Data excerpts
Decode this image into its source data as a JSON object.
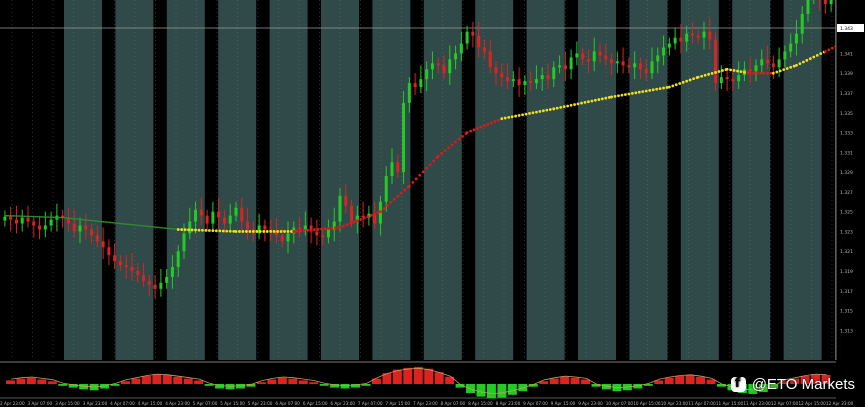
{
  "chart_data": {
    "type": "candlestick",
    "title": "",
    "xlabel": "",
    "ylabel": "",
    "grid": false,
    "current_price_label": "1.343",
    "ylim": [
      1.31,
      1.346
    ],
    "y_ticks": [
      {
        "value": 1.341,
        "label": "1.341"
      },
      {
        "value": 1.339,
        "label": "1.339"
      },
      {
        "value": 1.337,
        "label": "1.337"
      },
      {
        "value": 1.335,
        "label": "1.335"
      },
      {
        "value": 1.333,
        "label": "1.333"
      },
      {
        "value": 1.331,
        "label": "1.331"
      },
      {
        "value": 1.329,
        "label": "1.329"
      },
      {
        "value": 1.327,
        "label": "1.327"
      },
      {
        "value": 1.325,
        "label": "1.325"
      },
      {
        "value": 1.323,
        "label": "1.323"
      },
      {
        "value": 1.321,
        "label": "1.321"
      },
      {
        "value": 1.319,
        "label": "1.319"
      },
      {
        "value": 1.317,
        "label": "1.317"
      },
      {
        "value": 1.315,
        "label": "1.315"
      },
      {
        "value": 1.313,
        "label": "1.313"
      }
    ],
    "x_ticks": [
      "2 Apr 23:00",
      "3 Apr 07:00",
      "3 Apr 15:00",
      "3 Apr 23:00",
      "4 Apr 07:00",
      "4 Apr 15:00",
      "4 Apr 23:00",
      "5 Apr 07:00",
      "5 Apr 15:00",
      "5 Apr 23:00",
      "6 Apr 07:00",
      "6 Apr 15:00",
      "6 Apr 23:00",
      "7 Apr 07:00",
      "7 Apr 15:00",
      "7 Apr 23:00",
      "8 Apr 07:00",
      "8 Apr 15:00",
      "8 Apr 23:00",
      "9 Apr 07:00",
      "9 Apr 15:00",
      "9 Apr 23:00",
      "10 Apr 07:00",
      "10 Apr 15:00",
      "10 Apr 23:00",
      "11 Apr 07:00",
      "11 Apr 15:00",
      "11 Apr 23:00",
      "12 Apr 07:00",
      "12 Apr 15:00",
      "12 Apr 23:00"
    ],
    "session_bands": 21,
    "close_path": [
      1.3245,
      1.3242,
      1.3238,
      1.3244,
      1.324,
      1.3236,
      1.3232,
      1.3236,
      1.3242,
      1.3246,
      1.3244,
      1.3238,
      1.323,
      1.3236,
      1.3232,
      1.3226,
      1.322,
      1.3214,
      1.3206,
      1.32,
      1.3196,
      1.3194,
      1.319,
      1.3186,
      1.318,
      1.3176,
      1.3172,
      1.3178,
      1.3184,
      1.3194,
      1.321,
      1.3228,
      1.324,
      1.3252,
      1.3246,
      1.3238,
      1.325,
      1.3244,
      1.3238,
      1.3246,
      1.3254,
      1.324,
      1.3232,
      1.3228,
      1.3236,
      1.3232,
      1.323,
      1.3226,
      1.322,
      1.3228,
      1.3234,
      1.3232,
      1.3236,
      1.323,
      1.3226,
      1.3224,
      1.3232,
      1.324,
      1.3266,
      1.3256,
      1.324,
      1.3246,
      1.3244,
      1.3248,
      1.3238,
      1.326,
      1.3286,
      1.33,
      1.329,
      1.336,
      1.338,
      1.3376,
      1.3384,
      1.3394,
      1.34,
      1.3398,
      1.339,
      1.3404,
      1.341,
      1.342,
      1.3432,
      1.3428,
      1.3416,
      1.3412,
      1.3396,
      1.339,
      1.3386,
      1.3382,
      1.3384,
      1.3378,
      1.3382,
      1.338,
      1.3384,
      1.3388,
      1.3384,
      1.3396,
      1.3398,
      1.3394,
      1.3406,
      1.341,
      1.3404,
      1.3402,
      1.3412,
      1.3408,
      1.3404,
      1.34,
      1.3402,
      1.3398,
      1.3396,
      1.34,
      1.3394,
      1.339,
      1.3402,
      1.3408,
      1.3416,
      1.342,
      1.3426,
      1.3422,
      1.343,
      1.3428,
      1.3426,
      1.3432,
      1.3424,
      1.338,
      1.3386,
      1.3384,
      1.3382,
      1.3388,
      1.3394,
      1.3392,
      1.3398,
      1.3404,
      1.34,
      1.3396,
      1.3404,
      1.3412,
      1.342,
      1.343,
      1.345,
      1.3466,
      1.347,
      1.3466,
      1.346,
      1.347
    ],
    "moving_average": [
      [
        0,
        1.3246
      ],
      [
        10,
        1.3244
      ],
      [
        20,
        1.3238
      ],
      [
        30,
        1.3232
      ],
      [
        40,
        1.323
      ],
      [
        50,
        1.323
      ],
      [
        58,
        1.3234
      ],
      [
        65,
        1.325
      ],
      [
        70,
        1.3276
      ],
      [
        75,
        1.3306
      ],
      [
        80,
        1.333
      ],
      [
        86,
        1.3344
      ],
      [
        95,
        1.3354
      ],
      [
        105,
        1.3366
      ],
      [
        115,
        1.3376
      ],
      [
        120,
        1.3386
      ],
      [
        125,
        1.3394
      ],
      [
        129,
        1.339
      ],
      [
        133,
        1.339
      ],
      [
        137,
        1.3398
      ],
      [
        142,
        1.3412
      ],
      [
        147,
        1.3426
      ]
    ],
    "moving_average_colors": [
      "#2e8b2e",
      "#e01818",
      "#f0e020"
    ],
    "candle_up_color": "#22cc22",
    "candle_down_color": "#dd2222",
    "band_color": "#2f4a48",
    "indicator": {
      "values": [
        0.4,
        0.6,
        0.7,
        0.5,
        0.3,
        -0.2,
        -0.4,
        -0.6,
        -0.7,
        -0.5,
        -0.2,
        0.3,
        0.6,
        0.9,
        1.1,
        1.0,
        0.8,
        0.6,
        0.4,
        -0.2,
        -0.5,
        -0.6,
        -0.5,
        -0.3,
        0.2,
        0.5,
        0.7,
        0.6,
        0.4,
        0.2,
        -0.2,
        -0.4,
        -0.5,
        -0.4,
        -0.2,
        0.6,
        1.2,
        1.6,
        1.8,
        1.9,
        1.7,
        1.3,
        0.8,
        -0.4,
        -1.0,
        -1.4,
        -1.6,
        -1.5,
        -1.2,
        -0.8,
        -0.3,
        0.3,
        0.6,
        0.8,
        0.7,
        0.5,
        -0.3,
        -0.6,
        -0.8,
        -0.7,
        -0.5,
        -0.2,
        0.4,
        0.7,
        0.9,
        1.0,
        0.8,
        0.5,
        -0.3,
        -0.7,
        -1.0,
        -1.1,
        -0.9,
        -0.5,
        0.3,
        0.6,
        0.9,
        1.1,
        1.0
      ],
      "up_color": "#dd2222",
      "down_color": "#22cc22"
    }
  },
  "watermark": {
    "icon": "facebook-icon",
    "text": "@ETO Markets"
  }
}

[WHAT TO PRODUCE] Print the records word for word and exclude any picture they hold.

[RESULT OF THE TASK]
Decode this image into its source data as a JSON object.
{
  "chart_data": {
    "type": "candlestick",
    "title": "",
    "xlabel": "",
    "ylabel": "",
    "grid": false,
    "current_price_label": "1.343",
    "ylim": [
      1.31,
      1.346
    ],
    "y_ticks": [
      {
        "value": 1.341,
        "label": "1.341"
      },
      {
        "value": 1.339,
        "label": "1.339"
      },
      {
        "value": 1.337,
        "label": "1.337"
      },
      {
        "value": 1.335,
        "label": "1.335"
      },
      {
        "value": 1.333,
        "label": "1.333"
      },
      {
        "value": 1.331,
        "label": "1.331"
      },
      {
        "value": 1.329,
        "label": "1.329"
      },
      {
        "value": 1.327,
        "label": "1.327"
      },
      {
        "value": 1.325,
        "label": "1.325"
      },
      {
        "value": 1.323,
        "label": "1.323"
      },
      {
        "value": 1.321,
        "label": "1.321"
      },
      {
        "value": 1.319,
        "label": "1.319"
      },
      {
        "value": 1.317,
        "label": "1.317"
      },
      {
        "value": 1.315,
        "label": "1.315"
      },
      {
        "value": 1.313,
        "label": "1.313"
      }
    ],
    "x_ticks": [
      "2 Apr 23:00",
      "3 Apr 07:00",
      "3 Apr 15:00",
      "3 Apr 23:00",
      "4 Apr 07:00",
      "4 Apr 15:00",
      "4 Apr 23:00",
      "5 Apr 07:00",
      "5 Apr 15:00",
      "5 Apr 23:00",
      "6 Apr 07:00",
      "6 Apr 15:00",
      "6 Apr 23:00",
      "7 Apr 07:00",
      "7 Apr 15:00",
      "7 Apr 23:00",
      "8 Apr 07:00",
      "8 Apr 15:00",
      "8 Apr 23:00",
      "9 Apr 07:00",
      "9 Apr 15:00",
      "9 Apr 23:00",
      "10 Apr 07:00",
      "10 Apr 15:00",
      "10 Apr 23:00",
      "11 Apr 07:00",
      "11 Apr 15:00",
      "11 Apr 23:00",
      "12 Apr 07:00",
      "12 Apr 15:00",
      "12 Apr 23:00"
    ],
    "session_bands": 21,
    "close_path": [
      1.3245,
      1.3242,
      1.3238,
      1.3244,
      1.324,
      1.3236,
      1.3232,
      1.3236,
      1.3242,
      1.3246,
      1.3244,
      1.3238,
      1.323,
      1.3236,
      1.3232,
      1.3226,
      1.322,
      1.3214,
      1.3206,
      1.32,
      1.3196,
      1.3194,
      1.319,
      1.3186,
      1.318,
      1.3176,
      1.3172,
      1.3178,
      1.3184,
      1.3194,
      1.321,
      1.3228,
      1.324,
      1.3252,
      1.3246,
      1.3238,
      1.325,
      1.3244,
      1.3238,
      1.3246,
      1.3254,
      1.324,
      1.3232,
      1.3228,
      1.3236,
      1.3232,
      1.323,
      1.3226,
      1.322,
      1.3228,
      1.3234,
      1.3232,
      1.3236,
      1.323,
      1.3226,
      1.3224,
      1.3232,
      1.324,
      1.3266,
      1.3256,
      1.324,
      1.3246,
      1.3244,
      1.3248,
      1.3238,
      1.326,
      1.3286,
      1.33,
      1.329,
      1.336,
      1.338,
      1.3376,
      1.3384,
      1.3394,
      1.34,
      1.3398,
      1.339,
      1.3404,
      1.341,
      1.342,
      1.3432,
      1.3428,
      1.3416,
      1.3412,
      1.3396,
      1.339,
      1.3386,
      1.3382,
      1.3384,
      1.3378,
      1.3382,
      1.338,
      1.3384,
      1.3388,
      1.3384,
      1.3396,
      1.3398,
      1.3394,
      1.3406,
      1.341,
      1.3404,
      1.3402,
      1.3412,
      1.3408,
      1.3404,
      1.34,
      1.3402,
      1.3398,
      1.3396,
      1.34,
      1.3394,
      1.339,
      1.3402,
      1.3408,
      1.3416,
      1.342,
      1.3426,
      1.3422,
      1.343,
      1.3428,
      1.3426,
      1.3432,
      1.3424,
      1.338,
      1.3386,
      1.3384,
      1.3382,
      1.3388,
      1.3394,
      1.3392,
      1.3398,
      1.3404,
      1.34,
      1.3396,
      1.3404,
      1.3412,
      1.342,
      1.343,
      1.345,
      1.3466,
      1.347,
      1.3466,
      1.346,
      1.347
    ],
    "moving_average": [
      [
        0,
        1.3246
      ],
      [
        10,
        1.3244
      ],
      [
        20,
        1.3238
      ],
      [
        30,
        1.3232
      ],
      [
        40,
        1.323
      ],
      [
        50,
        1.323
      ],
      [
        58,
        1.3234
      ],
      [
        65,
        1.325
      ],
      [
        70,
        1.3276
      ],
      [
        75,
        1.3306
      ],
      [
        80,
        1.333
      ],
      [
        86,
        1.3344
      ],
      [
        95,
        1.3354
      ],
      [
        105,
        1.3366
      ],
      [
        115,
        1.3376
      ],
      [
        120,
        1.3386
      ],
      [
        125,
        1.3394
      ],
      [
        129,
        1.339
      ],
      [
        133,
        1.339
      ],
      [
        137,
        1.3398
      ],
      [
        142,
        1.3412
      ],
      [
        147,
        1.3426
      ]
    ],
    "moving_average_colors": [
      "#2e8b2e",
      "#e01818",
      "#f0e020"
    ],
    "candle_up_color": "#22cc22",
    "candle_down_color": "#dd2222",
    "band_color": "#2f4a48",
    "indicator": {
      "values": [
        0.4,
        0.6,
        0.7,
        0.5,
        0.3,
        -0.2,
        -0.4,
        -0.6,
        -0.7,
        -0.5,
        -0.2,
        0.3,
        0.6,
        0.9,
        1.1,
        1.0,
        0.8,
        0.6,
        0.4,
        -0.2,
        -0.5,
        -0.6,
        -0.5,
        -0.3,
        0.2,
        0.5,
        0.7,
        0.6,
        0.4,
        0.2,
        -0.2,
        -0.4,
        -0.5,
        -0.4,
        -0.2,
        0.6,
        1.2,
        1.6,
        1.8,
        1.9,
        1.7,
        1.3,
        0.8,
        -0.4,
        -1.0,
        -1.4,
        -1.6,
        -1.5,
        -1.2,
        -0.8,
        -0.3,
        0.3,
        0.6,
        0.8,
        0.7,
        0.5,
        -0.3,
        -0.6,
        -0.8,
        -0.7,
        -0.5,
        -0.2,
        0.4,
        0.7,
        0.9,
        1.0,
        0.8,
        0.5,
        -0.3,
        -0.7,
        -1.0,
        -1.1,
        -0.9,
        -0.5,
        0.3,
        0.6,
        0.9,
        1.1,
        1.0
      ],
      "up_color": "#dd2222",
      "down_color": "#22cc22"
    }
  },
  "watermark": {
    "icon": "facebook-icon",
    "text": "@ETO Markets"
  }
}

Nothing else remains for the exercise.